Book review: One Good Turn by Kate Atkinson
Book review: When Will There Be Good News by Kate Atkinson
Once upon a time you could rely on a majority of British fiction to supply thought-provoking and powerful novels, and the power could rest with the characters and/or the plotting and/or the wit. Ian Rankin, Ian McEwan and Val McDermid all spring to mind, so I thought Kate Atkinson – a neighbour of sorts – might provide similar enjoyment.
Much recent British fiction reads like a D-grade pastiche of English TV soaps, the wooden and cliched characters straight out of Eastenders or Coro, the plotting artificially eisodic, and the vernacular an impediment in just about every ‘conversation’ between the characters. There’s a shallowness to both the characters and the scenarios, as if the authors haven’t travelled far from their homes – and don’t want to!
One Good Turn shows another thousand layers of that shallowness, with minutiae pretending to be depth and yet revealing nothing about the characters or the plot(s) or the time period or, even, the place. In the end, each character looks much like a row of terraced houses, or a modern suburban subdivision, with only a slightly different splash of colour here and there to provide insignificant distinction.
When Will There Be Good News continues in the same vein, bringing nothing new to the table, nothing new to the craft of writing, and barely climbing just the very first rung of the ladder of rich storytelling that was forged by the authors mentioned above.

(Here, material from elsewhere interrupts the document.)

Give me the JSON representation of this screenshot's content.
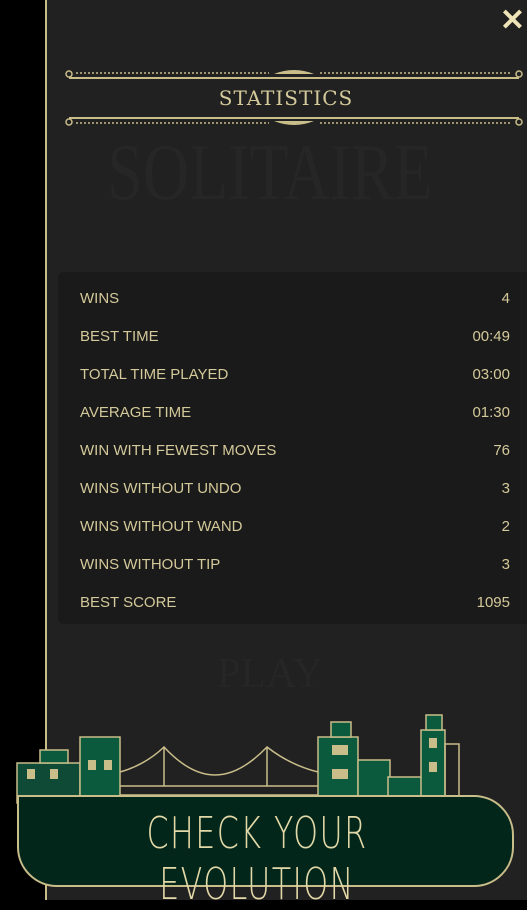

The Americans, the Scandinavians, the Russians and the Japanese have stayed alive in the world, noticing and being involved in lifestyles and the other massive changes in culture in the past 20 years, all of which has been infusing and enriching their storytelling. Atkinson, and her ilk, are lost in the narrow and blinkered world views of the English. I say English here, rather than British, as the recent moves for independence by the Scots suggest there could be new, rich tales soon to come our way.